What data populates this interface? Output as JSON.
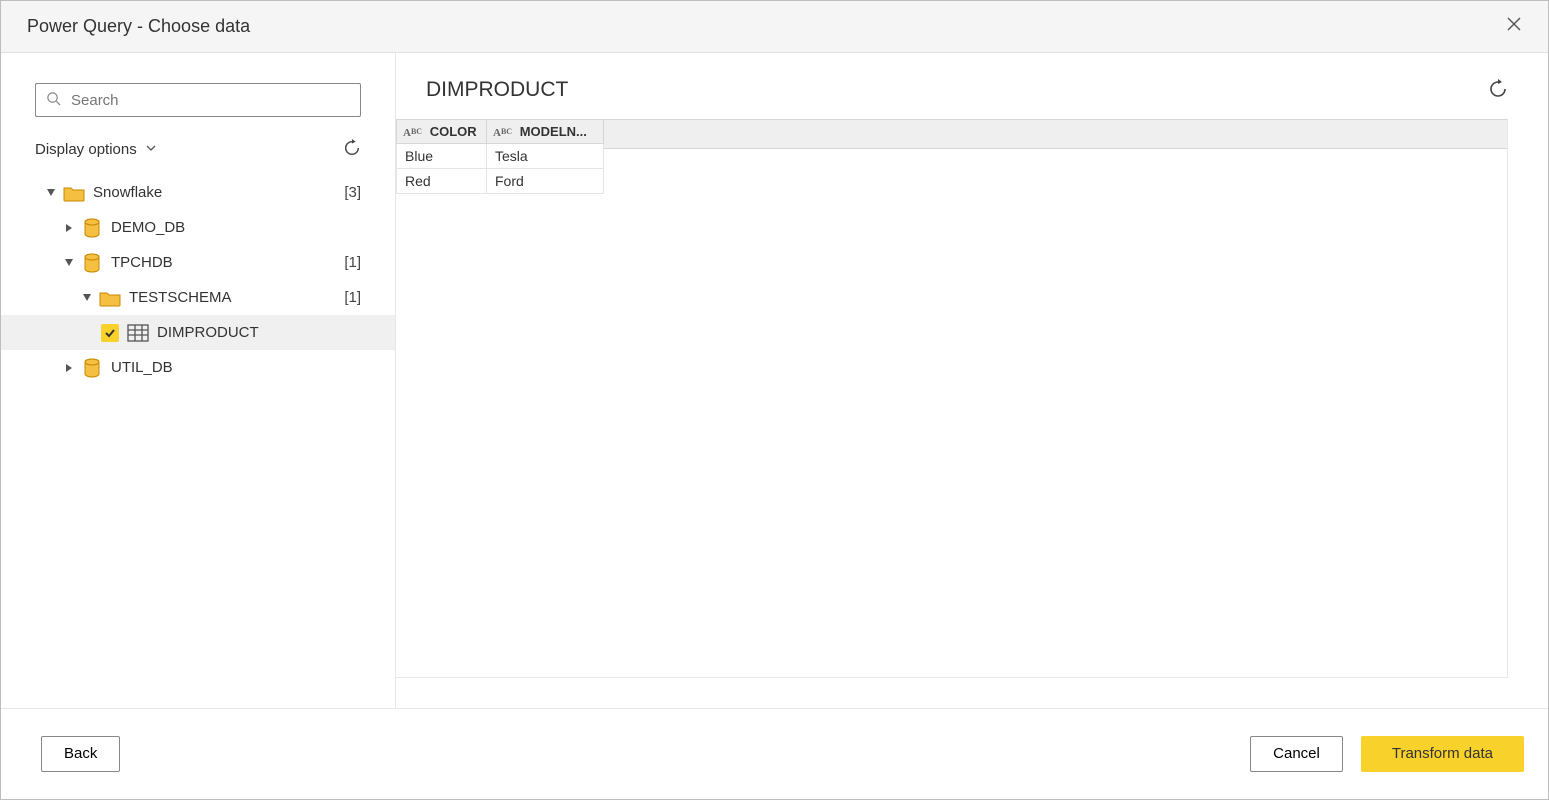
{
  "window": {
    "title": "Power Query - Choose data"
  },
  "search": {
    "placeholder": "Search"
  },
  "display": {
    "label": "Display options"
  },
  "tree": {
    "root": {
      "label": "Snowflake",
      "count": "[3]"
    },
    "demo_db": {
      "label": "DEMO_DB"
    },
    "tpchdb": {
      "label": "TPCHDB",
      "count": "[1]"
    },
    "testschema": {
      "label": "TESTSCHEMA",
      "count": "[1]"
    },
    "dimproduct": {
      "label": "DIMPRODUCT"
    },
    "util_db": {
      "label": "UTIL_DB"
    }
  },
  "preview": {
    "title": "DIMPRODUCT",
    "columns": {
      "col1": "COLOR",
      "col2": "MODELN..."
    },
    "rows": [
      {
        "c1": "Blue",
        "c2": "Tesla"
      },
      {
        "c1": "Red",
        "c2": "Ford"
      }
    ]
  },
  "buttons": {
    "back": "Back",
    "cancel": "Cancel",
    "transform": "Transform data"
  }
}
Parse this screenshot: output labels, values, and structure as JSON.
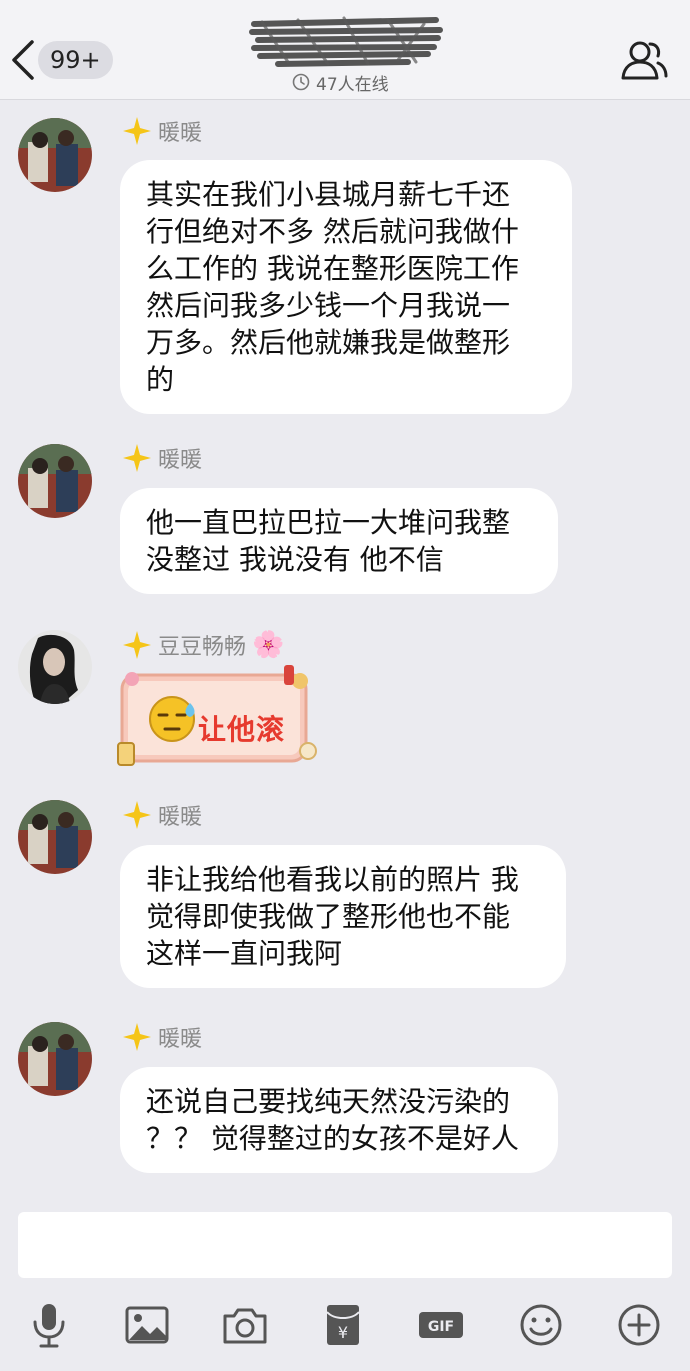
{
  "header": {
    "unread_badge": "99+",
    "online_status": "47人在线"
  },
  "messages": [
    {
      "sender": "暖暖",
      "type": "text",
      "text": "其实在我们小县城月薪七千还\n行但绝对不多 然后就问我做什\n么工作的 我说在整形医院工作\n然后问我多少钱一个月我说一\n万多。然后他就嫌我是做整形\n的"
    },
    {
      "sender": "暖暖",
      "type": "text",
      "text": "他一直巴拉巴拉一大堆问我整\n没整过 我说没有 他不信"
    },
    {
      "sender": "豆豆畅畅",
      "sender_suffix": "🌸",
      "type": "sticker",
      "text": "让他滚"
    },
    {
      "sender": "暖暖",
      "type": "text",
      "text": "非让我给他看我以前的照片 我\n觉得即使我做了整形他也不能\n这样一直问我阿"
    },
    {
      "sender": "暖暖",
      "type": "text",
      "text": "还说自己要找纯天然没污染的\n？？ 觉得整过的女孩不是好人"
    }
  ],
  "input": {
    "value": ""
  },
  "toolbar": {
    "icons": [
      "microphone-icon",
      "image-icon",
      "camera-icon",
      "red-packet-icon",
      "gif-icon",
      "emoji-icon",
      "plus-icon"
    ]
  },
  "colors": {
    "background": "#ebebf0",
    "bubble": "#ffffff",
    "sender_name": "#8a8a8a",
    "badge_star": "#f5c518",
    "sticker_text": "#e63a2e"
  }
}
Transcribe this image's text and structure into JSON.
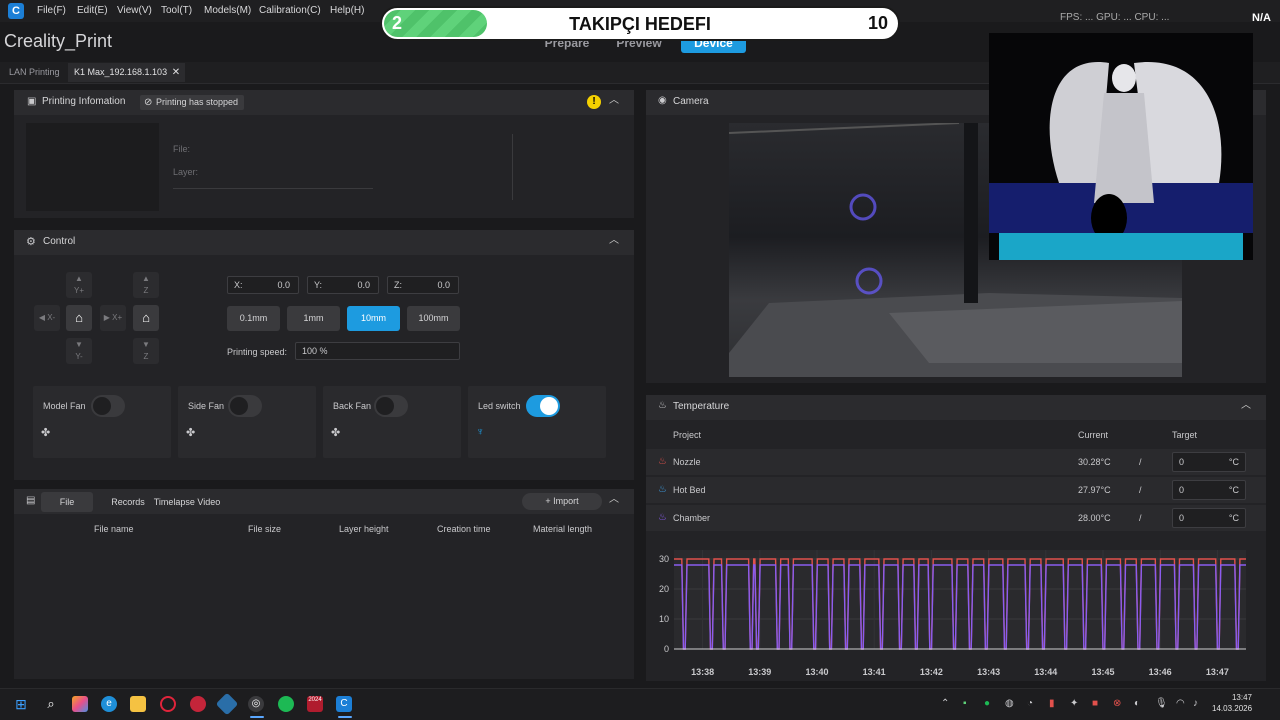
{
  "menu": {
    "logo": "C",
    "items": [
      "File(F)",
      "Edit(E)",
      "View(V)",
      "Tool(T)",
      "Models(M)",
      "Calibration(C)",
      "Help(H)"
    ]
  },
  "app_title": "Creality_Print",
  "mode_tabs": [
    "Prepare",
    "Preview",
    "Device"
  ],
  "goal_overlay": {
    "start": "2",
    "title": "TAKIPÇI HEDEFI",
    "end": "10",
    "progress": 0.2
  },
  "top_right": {
    "partial_stats": "FPS: ... GPU: ... CPU: ...",
    "na": "N/A"
  },
  "device_tabs": [
    "LAN Printing",
    "K1 Max_192.168.1.103"
  ],
  "print_info": {
    "title": "Printing Infomation",
    "status": "Printing has stopped",
    "file_label": "File:",
    "layer_label": "Layer:"
  },
  "control": {
    "title": "Control",
    "jog": {
      "y_plus": "Y+",
      "y_minus": "Y-",
      "x_minus": "X-",
      "x_plus": "X+",
      "z_up": "Z",
      "z_down": "Z"
    },
    "coords": [
      {
        "axis": "X:",
        "value": "0.0"
      },
      {
        "axis": "Y:",
        "value": "0.0"
      },
      {
        "axis": "Z:",
        "value": "0.0"
      }
    ],
    "steps": [
      "0.1mm",
      "1mm",
      "10mm",
      "100mm"
    ],
    "active_step": "10mm",
    "speed_label": "Printing speed:",
    "speed_value": "100 %",
    "fans": [
      {
        "label": "Model Fan",
        "on": false
      },
      {
        "label": "Side Fan",
        "on": false
      },
      {
        "label": "Back Fan",
        "on": false
      },
      {
        "label": "Led switch",
        "on": true
      }
    ]
  },
  "files": {
    "tabs": [
      "File",
      "Records",
      "Timelapse Video"
    ],
    "import_label": "Import",
    "columns": [
      "File name",
      "File size",
      "Layer height",
      "Creation time",
      "Material length"
    ]
  },
  "camera": {
    "title": "Camera"
  },
  "temperature": {
    "title": "Temperature",
    "headers": {
      "project": "Project",
      "current": "Current",
      "target": "Target"
    },
    "rows": [
      {
        "name": "Nozzle",
        "current": "30.28°C",
        "sep": "/",
        "target": "0",
        "unit": "°C",
        "color": "#e2514c"
      },
      {
        "name": "Hot Bed",
        "current": "27.97°C",
        "sep": "/",
        "target": "0",
        "unit": "°C",
        "color": "#3fa0e6"
      },
      {
        "name": "Chamber",
        "current": "28.00°C",
        "sep": "/",
        "target": "0",
        "unit": "°C",
        "color": "#8a5cf0"
      }
    ]
  },
  "chart_data": {
    "type": "line",
    "title": "",
    "xlabel": "",
    "ylabel": "",
    "x_ticks": [
      "13:38",
      "13:39",
      "13:40",
      "13:41",
      "13:42",
      "13:43",
      "13:44",
      "13:45",
      "13:46",
      "13:47"
    ],
    "y_ticks": [
      0,
      10,
      20,
      30
    ],
    "ylim": [
      0,
      33
    ],
    "series": [
      {
        "color": "#e2514c",
        "description": "nozzle",
        "values_note": "mostly 30 with drops"
      },
      {
        "color": "#8a5cf0",
        "description": "chamber",
        "values_note": "mostly 28 with drops to 0"
      }
    ],
    "drop_minutes": [
      13.36,
      13.53,
      13.61,
      13.78,
      13.82,
      13.95,
      14.03,
      14.18,
      14.28,
      14.38,
      14.48,
      14.6,
      14.72,
      14.82,
      14.91,
      15.06,
      15.16,
      15.26,
      15.38,
      15.52,
      15.62,
      15.76,
      15.88,
      16.0,
      16.12,
      16.22,
      16.34,
      16.46,
      16.58,
      16.72,
      16.84
    ],
    "x_range_minutes": [
      37.5,
      47.5
    ]
  },
  "taskbar": {
    "clock_time": "13:47",
    "clock_date": "14.03.2026",
    "app_badge": "2024"
  }
}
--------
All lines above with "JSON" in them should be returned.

What data populates this interface? Output as JSON.
Parse this screenshot: output labels, values, and structure as JSON.
Transcribe this image's text and structure into JSON.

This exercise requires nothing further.